Schunk, D., & Mullen, C. (2013). Toward a conceptual model of mentoring research: Integration with self-regulated learning. Educational Psychology Review, 25(3). 361-389.
Zimmerman, B. J. (2001). Theories of self-regulated learning and academic achievement: an overview. In B. J. Zimmerman & D. H. Schunk (Eds.), Self-regulated learning and academic achievement: Theoretical perspectives (2nd ed., pp. 1-37). Mahwah, NJ: Lawrence Erlbaum Associates.
Denise H. Barton, PhD, SHRM-SCP, SPHR is a senior professor of Business Administration and the EPIC Mentoring coordinator at Wake Technical Community College in Raleigh, North Carolina.

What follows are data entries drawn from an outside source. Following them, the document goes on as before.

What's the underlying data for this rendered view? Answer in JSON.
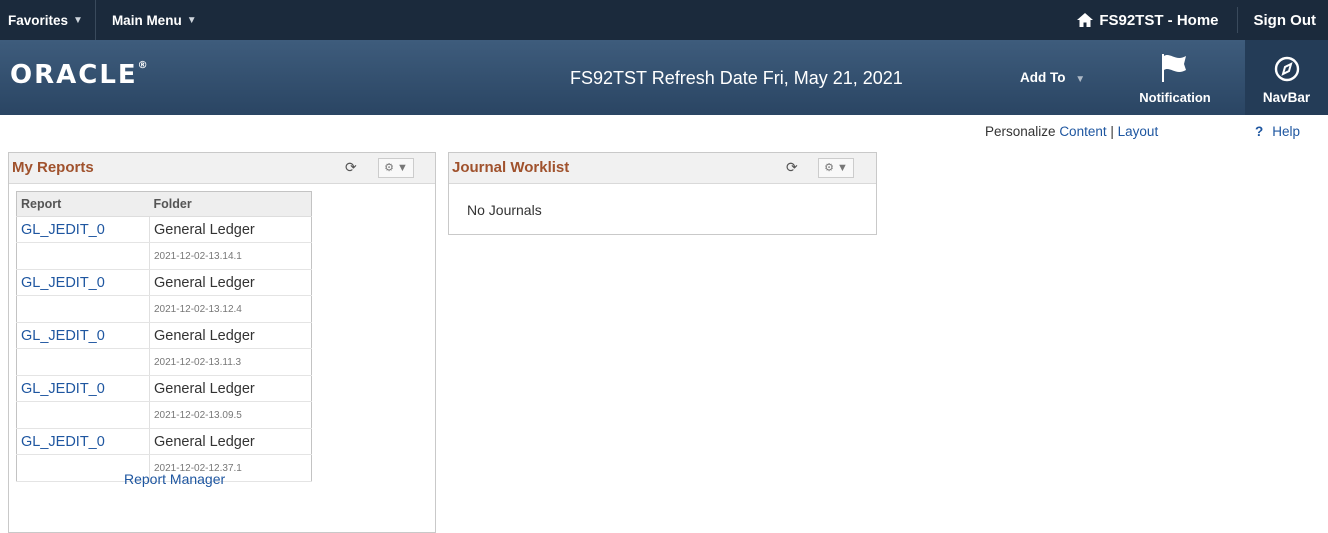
{
  "topbar": {
    "favorites_label": "Favorites",
    "main_menu_label": "Main Menu",
    "home_label": "FS92TST - Home",
    "signout_label": "Sign Out"
  },
  "banner": {
    "logo_text": "ORACLE",
    "logo_mark": "®",
    "refresh_text": "FS92TST Refresh Date Fri, May 21, 2021",
    "add_to_label": "Add To",
    "notification_label": "Notification",
    "navbar_label": "NavBar"
  },
  "links": {
    "personalize": "Personalize",
    "content": "Content",
    "separator": "|",
    "layout": "Layout",
    "help_icon": "?",
    "help": "Help"
  },
  "my_reports": {
    "title": "My Reports",
    "columns": [
      "Report",
      "Folder"
    ],
    "rows": [
      {
        "report": "GL_JEDIT_0",
        "folder": "General Ledger",
        "timestamp": "2021-12-02-13.14.1"
      },
      {
        "report": "GL_JEDIT_0",
        "folder": "General Ledger",
        "timestamp": "2021-12-02-13.12.4"
      },
      {
        "report": "GL_JEDIT_0",
        "folder": "General Ledger",
        "timestamp": "2021-12-02-13.11.3"
      },
      {
        "report": "GL_JEDIT_0",
        "folder": "General Ledger",
        "timestamp": "2021-12-02-13.09.5"
      },
      {
        "report": "GL_JEDIT_0",
        "folder": "General Ledger",
        "timestamp": "2021-12-02-12.37.1"
      }
    ],
    "report_manager_link": "Report Manager"
  },
  "journal_worklist": {
    "title": "Journal Worklist",
    "empty_text": "No Journals"
  },
  "colors": {
    "topbar_bg": "#1b2a3c",
    "banner_bg": "#2f4d6d",
    "pagelet_title": "#a0522d",
    "link": "#1e56a0"
  },
  "icons": {
    "home": "home-icon",
    "notification": "flag-icon",
    "navbar": "compass-icon",
    "refresh": "refresh-icon",
    "gear": "gear-icon"
  }
}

Opinions expressed in Innovation Showcase are those of the author(s) and do not necessarily reflect those of the League for Innovation in the Community College.